§ **What to produce**
Reproduce the records that follow without alteration, apart from removing the pictures.

§ **Records for processing**
================================

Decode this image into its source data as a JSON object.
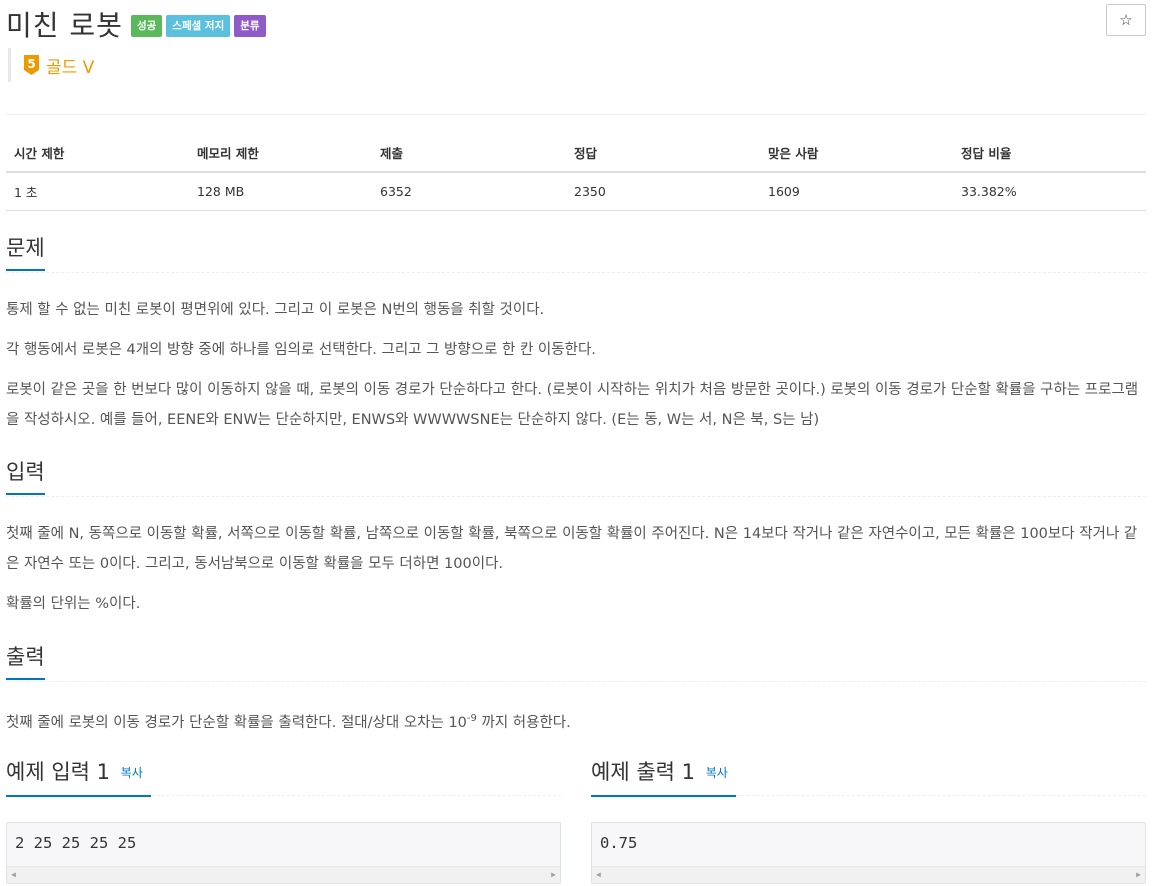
{
  "problem": {
    "title": "미친 로봇",
    "badges": [
      "성공",
      "스페셜 저지",
      "분류"
    ],
    "tier": "골드 V",
    "tier_number": "5",
    "star": "☆"
  },
  "info_table": {
    "headers": [
      "시간 제한",
      "메모리 제한",
      "제출",
      "정답",
      "맞은 사람",
      "정답 비율"
    ],
    "values": [
      "1 초",
      "128 MB",
      "6352",
      "2350",
      "1609",
      "33.382%"
    ]
  },
  "sections": {
    "problem": {
      "title": "문제",
      "paragraphs": [
        "통제 할 수 없는 미친 로봇이 평면위에 있다. 그리고 이 로봇은 N번의 행동을 취할 것이다.",
        "각 행동에서 로봇은 4개의 방향 중에 하나를 임의로 선택한다. 그리고 그 방향으로 한 칸 이동한다.",
        "로봇이 같은 곳을 한 번보다 많이 이동하지 않을 때, 로봇의 이동 경로가 단순하다고 한다. (로봇이 시작하는 위치가 처음 방문한 곳이다.) 로봇의 이동 경로가 단순할 확률을 구하는 프로그램을 작성하시오. 예를 들어, EENE와 ENW는 단순하지만, ENWS와 WWWWSNE는 단순하지 않다. (E는 동, W는 서, N은 북, S는 남)"
      ]
    },
    "input": {
      "title": "입력",
      "paragraphs": [
        "첫째 줄에 N, 동쪽으로 이동할 확률, 서쪽으로 이동할 확률, 남쪽으로 이동할 확률, 북쪽으로 이동할 확률이 주어진다. N은 14보다 작거나 같은 자연수이고,  모든 확률은 100보다 작거나 같은 자연수 또는 0이다. 그리고, 동서남북으로 이동할 확률을 모두 더하면 100이다.",
        "확률의 단위는 %이다."
      ]
    },
    "output": {
      "title": "출력",
      "text_before": "첫째 줄에 로봇의 이동 경로가 단순할 확률을 출력한다. 절대/상대 오차는 10",
      "superscript": "-9",
      "text_after": " 까지 허용한다."
    }
  },
  "samples": {
    "input": {
      "title": "예제 입력 1",
      "copy": "복사",
      "content": "2 25 25 25 25"
    },
    "output": {
      "title": "예제 출력 1",
      "copy": "복사",
      "content": "0.75"
    }
  }
}
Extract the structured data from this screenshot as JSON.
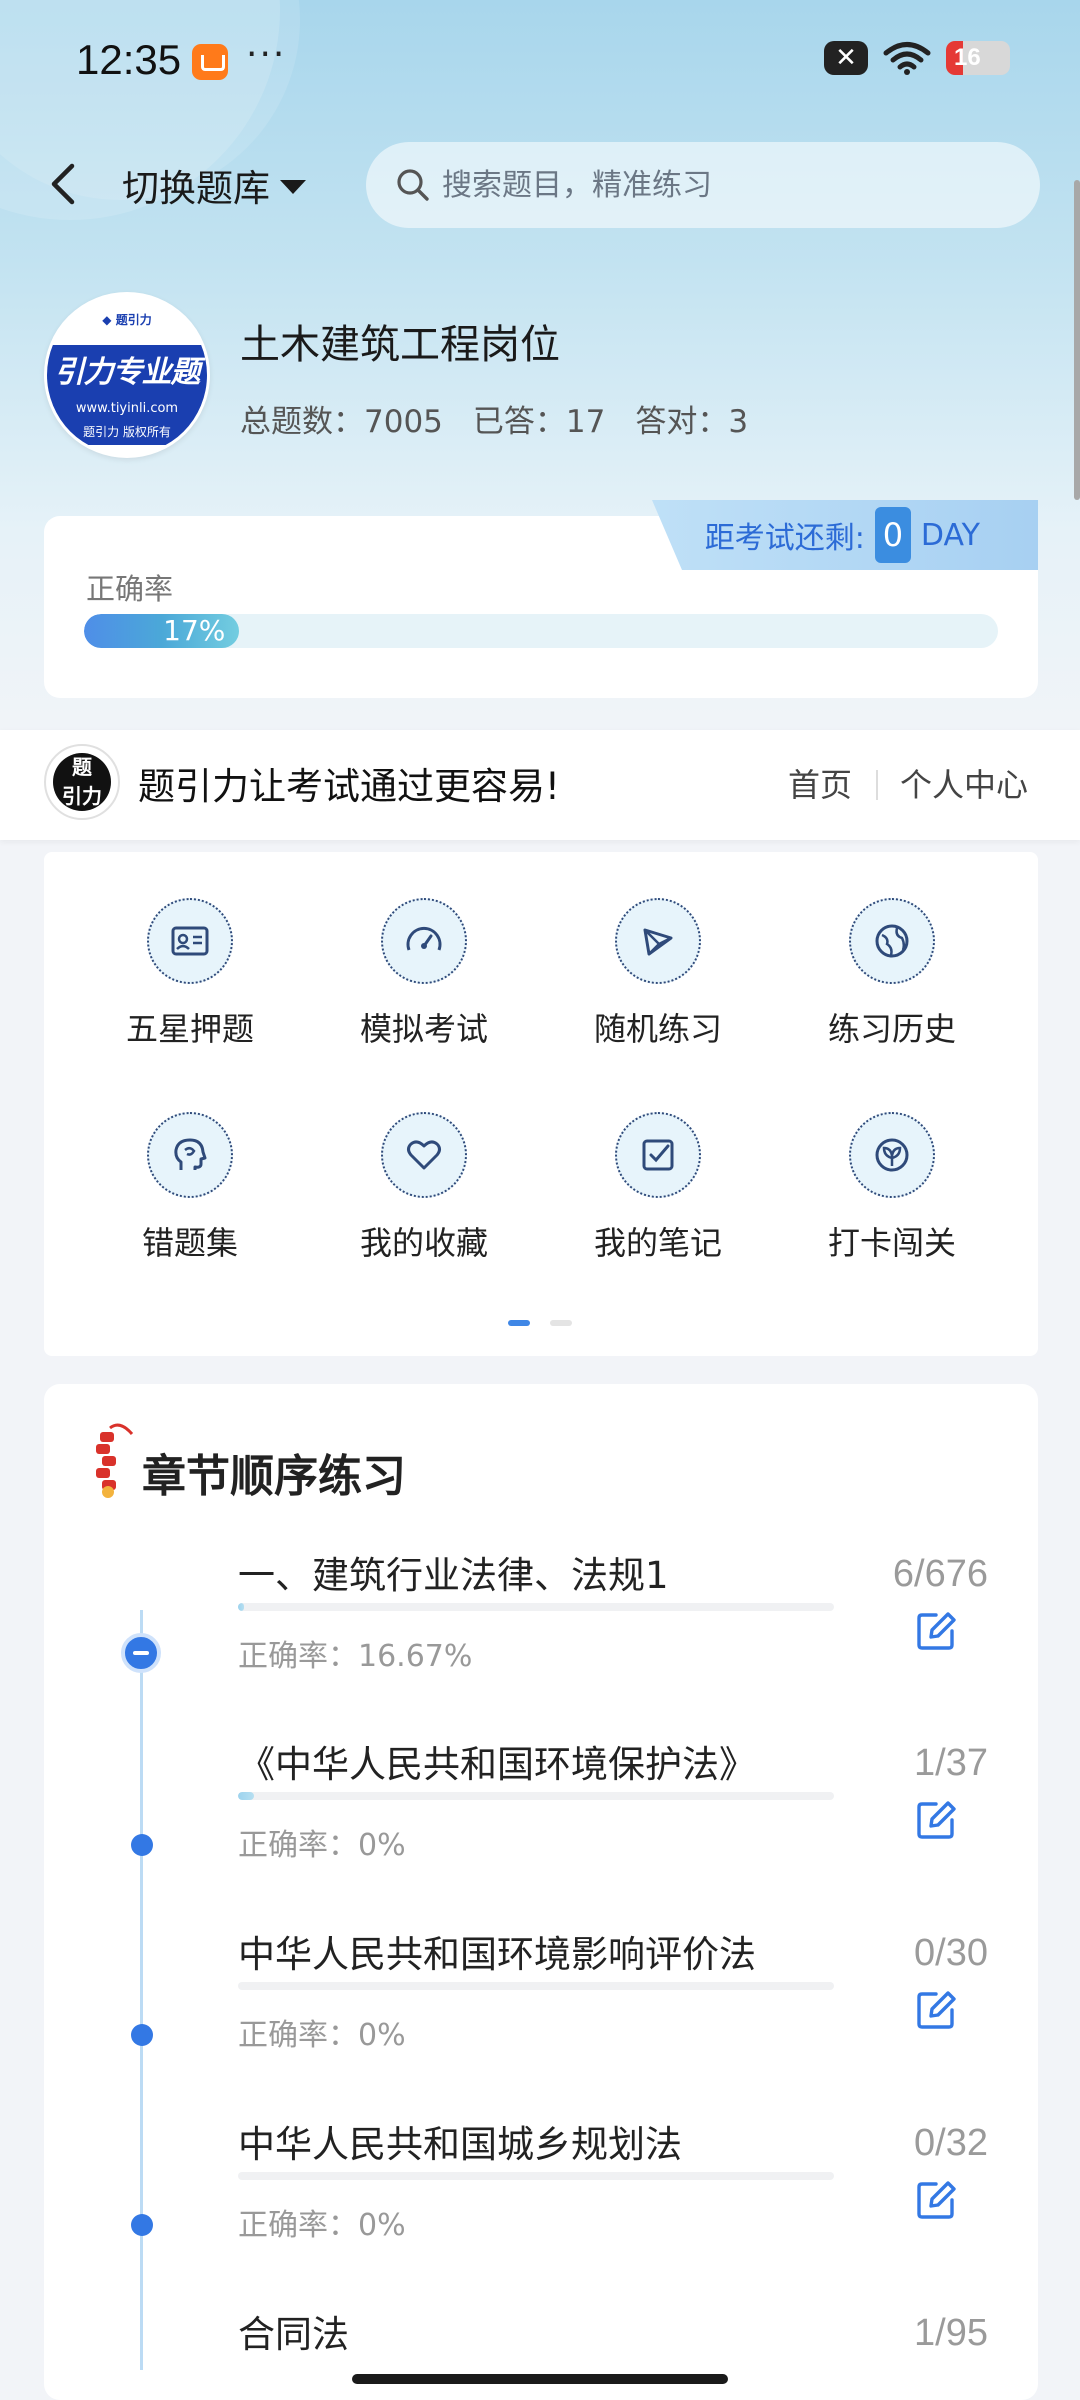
{
  "status_bar": {
    "time": "12:35",
    "battery": "16"
  },
  "header": {
    "switch_label": "切换题库",
    "search_placeholder": "搜索题目，精准练习"
  },
  "bank": {
    "logo_text": "引力专业题",
    "logo_url": "www.tiyinli.com",
    "logo_copyright": "题引力 版权所有",
    "title": "土木建筑工程岗位",
    "total_label": "总题数：7005",
    "answered_label": "已答：17",
    "correct_label": "答对：3"
  },
  "countdown": {
    "label": "距考试还剩:",
    "value": "0",
    "unit": "DAY"
  },
  "accuracy": {
    "label": "正确率",
    "value_text": "17%",
    "percent": 17
  },
  "brand": {
    "slogan": "题引力让考试通过更容易!",
    "nav_home": "首页",
    "nav_me": "个人中心"
  },
  "features": [
    {
      "label": "五星押题",
      "icon": "id-card-icon"
    },
    {
      "label": "模拟考试",
      "icon": "speedometer-icon"
    },
    {
      "label": "随机练习",
      "icon": "shuffle-icon"
    },
    {
      "label": "练习历史",
      "icon": "globe-icon"
    },
    {
      "label": "错题集",
      "icon": "head-icon"
    },
    {
      "label": "我的收藏",
      "icon": "heart-icon"
    },
    {
      "label": "我的笔记",
      "icon": "note-check-icon"
    },
    {
      "label": "打卡闯关",
      "icon": "leaf-icon"
    }
  ],
  "chapters": {
    "title": "章节顺序练习",
    "items": [
      {
        "name": "一、建筑行业法律、法规1",
        "accuracy": "正确率：16.67%",
        "count": "6/676",
        "progress": 0.009
      },
      {
        "name": "《中华人民共和国环境保护法》",
        "accuracy": "正确率：0%",
        "count": "1/37",
        "progress": 0.027
      },
      {
        "name": "中华人民共和国环境影响评价法",
        "accuracy": "正确率：0%",
        "count": "0/30",
        "progress": 0
      },
      {
        "name": "中华人民共和国城乡规划法",
        "accuracy": "正确率：0%",
        "count": "0/32",
        "progress": 0
      },
      {
        "name": "合同法",
        "accuracy": "",
        "count": "1/95",
        "progress": 0.01
      }
    ]
  },
  "colors": {
    "accent": "#3378e4",
    "progress": "#4f8ee8",
    "countdown_bg": "#bfe0f7"
  }
}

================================

§ **The completed task**
Decode this image into its source data as a JSON object.
{
  "problem": {
    "title": "미친 로봇",
    "badges": [
      "성공",
      "스페셜 저지",
      "분류"
    ],
    "tier": "골드 V",
    "tier_number": "5",
    "star": "☆"
  },
  "info_table": {
    "headers": [
      "시간 제한",
      "메모리 제한",
      "제출",
      "정답",
      "맞은 사람",
      "정답 비율"
    ],
    "values": [
      "1 초",
      "128 MB",
      "6352",
      "2350",
      "1609",
      "33.382%"
    ]
  },
  "sections": {
    "problem": {
      "title": "문제",
      "paragraphs": [
        "통제 할 수 없는 미친 로봇이 평면위에 있다. 그리고 이 로봇은 N번의 행동을 취할 것이다.",
        "각 행동에서 로봇은 4개의 방향 중에 하나를 임의로 선택한다. 그리고 그 방향으로 한 칸 이동한다.",
        "로봇이 같은 곳을 한 번보다 많이 이동하지 않을 때, 로봇의 이동 경로가 단순하다고 한다. (로봇이 시작하는 위치가 처음 방문한 곳이다.) 로봇의 이동 경로가 단순할 확률을 구하는 프로그램을 작성하시오. 예를 들어, EENE와 ENW는 단순하지만, ENWS와 WWWWSNE는 단순하지 않다. (E는 동, W는 서, N은 북, S는 남)"
      ]
    },
    "input": {
      "title": "입력",
      "paragraphs": [
        "첫째 줄에 N, 동쪽으로 이동할 확률, 서쪽으로 이동할 확률, 남쪽으로 이동할 확률, 북쪽으로 이동할 확률이 주어진다. N은 14보다 작거나 같은 자연수이고,  모든 확률은 100보다 작거나 같은 자연수 또는 0이다. 그리고, 동서남북으로 이동할 확률을 모두 더하면 100이다.",
        "확률의 단위는 %이다."
      ]
    },
    "output": {
      "title": "출력",
      "text_before": "첫째 줄에 로봇의 이동 경로가 단순할 확률을 출력한다. 절대/상대 오차는 10",
      "superscript": "-9",
      "text_after": " 까지 허용한다."
    }
  },
  "samples": {
    "input": {
      "title": "예제 입력 1",
      "copy": "복사",
      "content": "2 25 25 25 25"
    },
    "output": {
      "title": "예제 출력 1",
      "copy": "복사",
      "content": "0.75"
    }
  }
}
Extract the structured data from this screenshot as JSON.
{
  "status_bar": {
    "time": "12:35",
    "battery": "16"
  },
  "header": {
    "switch_label": "切换题库",
    "search_placeholder": "搜索题目，精准练习"
  },
  "bank": {
    "logo_text": "引力专业题",
    "logo_url": "www.tiyinli.com",
    "logo_copyright": "题引力 版权所有",
    "title": "土木建筑工程岗位",
    "total_label": "总题数：7005",
    "answered_label": "已答：17",
    "correct_label": "答对：3"
  },
  "countdown": {
    "label": "距考试还剩:",
    "value": "0",
    "unit": "DAY"
  },
  "accuracy": {
    "label": "正确率",
    "value_text": "17%",
    "percent": 17
  },
  "brand": {
    "slogan": "题引力让考试通过更容易!",
    "nav_home": "首页",
    "nav_me": "个人中心"
  },
  "features": [
    {
      "label": "五星押题",
      "icon": "id-card-icon"
    },
    {
      "label": "模拟考试",
      "icon": "speedometer-icon"
    },
    {
      "label": "随机练习",
      "icon": "shuffle-icon"
    },
    {
      "label": "练习历史",
      "icon": "globe-icon"
    },
    {
      "label": "错题集",
      "icon": "head-icon"
    },
    {
      "label": "我的收藏",
      "icon": "heart-icon"
    },
    {
      "label": "我的笔记",
      "icon": "note-check-icon"
    },
    {
      "label": "打卡闯关",
      "icon": "leaf-icon"
    }
  ],
  "chapters": {
    "title": "章节顺序练习",
    "items": [
      {
        "name": "一、建筑行业法律、法规1",
        "accuracy": "正确率：16.67%",
        "count": "6/676",
        "progress": 0.009
      },
      {
        "name": "《中华人民共和国环境保护法》",
        "accuracy": "正确率：0%",
        "count": "1/37",
        "progress": 0.027
      },
      {
        "name": "中华人民共和国环境影响评价法",
        "accuracy": "正确率：0%",
        "count": "0/30",
        "progress": 0
      },
      {
        "name": "中华人民共和国城乡规划法",
        "accuracy": "正确率：0%",
        "count": "0/32",
        "progress": 0
      },
      {
        "name": "合同法",
        "accuracy": "",
        "count": "1/95",
        "progress": 0.01
      }
    ]
  },
  "colors": {
    "accent": "#3378e4",
    "progress": "#4f8ee8",
    "countdown_bg": "#bfe0f7"
  }
}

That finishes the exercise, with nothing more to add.